What to produce:
Please state how many lines in the records contain the string "JSON", with no words besides the number.

▼▼▼

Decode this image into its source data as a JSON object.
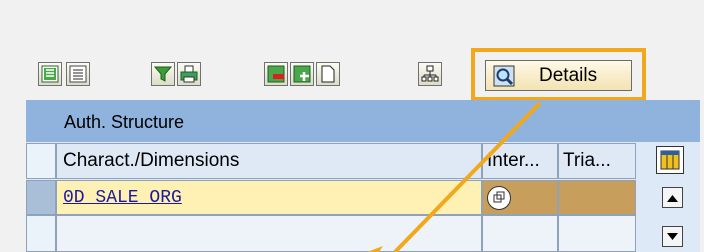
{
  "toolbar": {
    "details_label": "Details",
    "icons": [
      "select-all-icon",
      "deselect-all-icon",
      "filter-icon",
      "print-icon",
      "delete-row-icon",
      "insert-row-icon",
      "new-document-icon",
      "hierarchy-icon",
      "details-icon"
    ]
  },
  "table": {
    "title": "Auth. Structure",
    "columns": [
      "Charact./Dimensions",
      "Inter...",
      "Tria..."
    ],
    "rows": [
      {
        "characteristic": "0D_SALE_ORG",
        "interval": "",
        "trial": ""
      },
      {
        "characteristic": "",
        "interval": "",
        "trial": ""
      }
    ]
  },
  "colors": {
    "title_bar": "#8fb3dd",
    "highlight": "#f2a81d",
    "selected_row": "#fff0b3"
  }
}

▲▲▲
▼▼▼

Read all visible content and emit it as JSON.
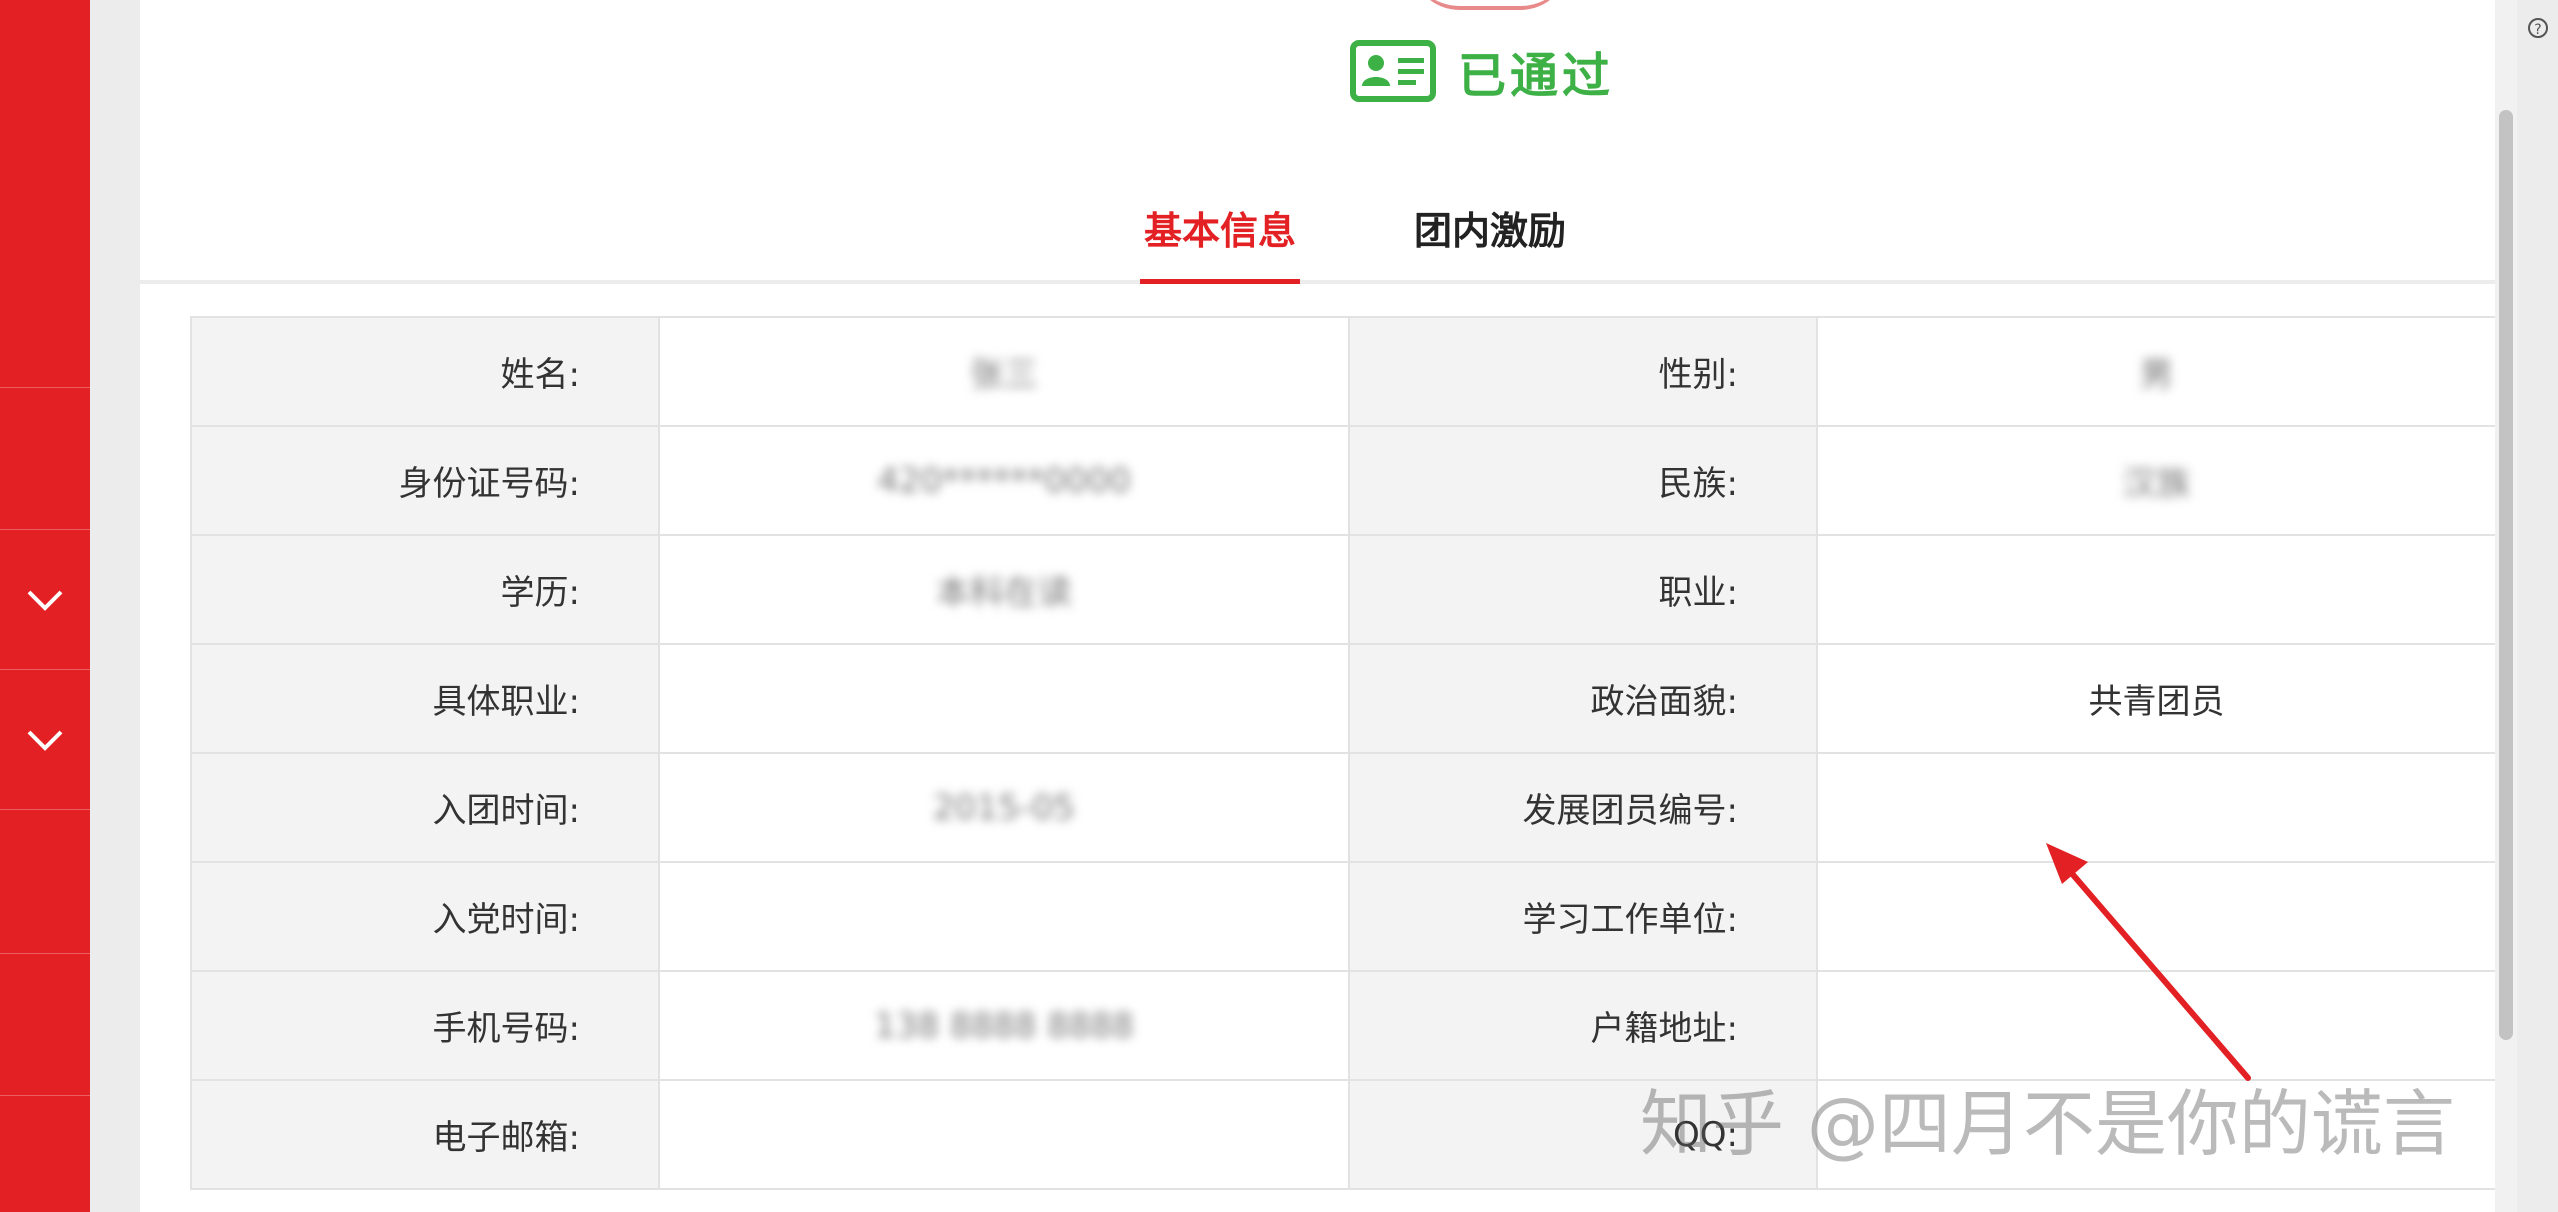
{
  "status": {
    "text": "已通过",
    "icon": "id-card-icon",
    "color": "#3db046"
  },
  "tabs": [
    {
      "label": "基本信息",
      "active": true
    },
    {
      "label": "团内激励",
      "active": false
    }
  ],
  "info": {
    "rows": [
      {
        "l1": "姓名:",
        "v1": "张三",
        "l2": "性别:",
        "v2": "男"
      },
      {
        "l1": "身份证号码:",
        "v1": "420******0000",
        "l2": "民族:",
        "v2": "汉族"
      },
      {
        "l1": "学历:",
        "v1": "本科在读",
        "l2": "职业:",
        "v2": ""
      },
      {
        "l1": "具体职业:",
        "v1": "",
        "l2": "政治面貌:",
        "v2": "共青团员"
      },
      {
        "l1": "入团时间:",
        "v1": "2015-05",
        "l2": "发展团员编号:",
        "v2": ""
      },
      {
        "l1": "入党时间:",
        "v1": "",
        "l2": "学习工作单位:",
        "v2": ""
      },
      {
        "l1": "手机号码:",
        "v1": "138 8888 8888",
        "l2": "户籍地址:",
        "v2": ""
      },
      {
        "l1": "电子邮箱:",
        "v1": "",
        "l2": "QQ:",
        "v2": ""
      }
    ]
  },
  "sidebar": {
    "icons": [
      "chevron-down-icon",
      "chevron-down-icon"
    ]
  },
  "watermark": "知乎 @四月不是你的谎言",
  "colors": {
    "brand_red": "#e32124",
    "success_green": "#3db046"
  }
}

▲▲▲

Solution to the exercise:
2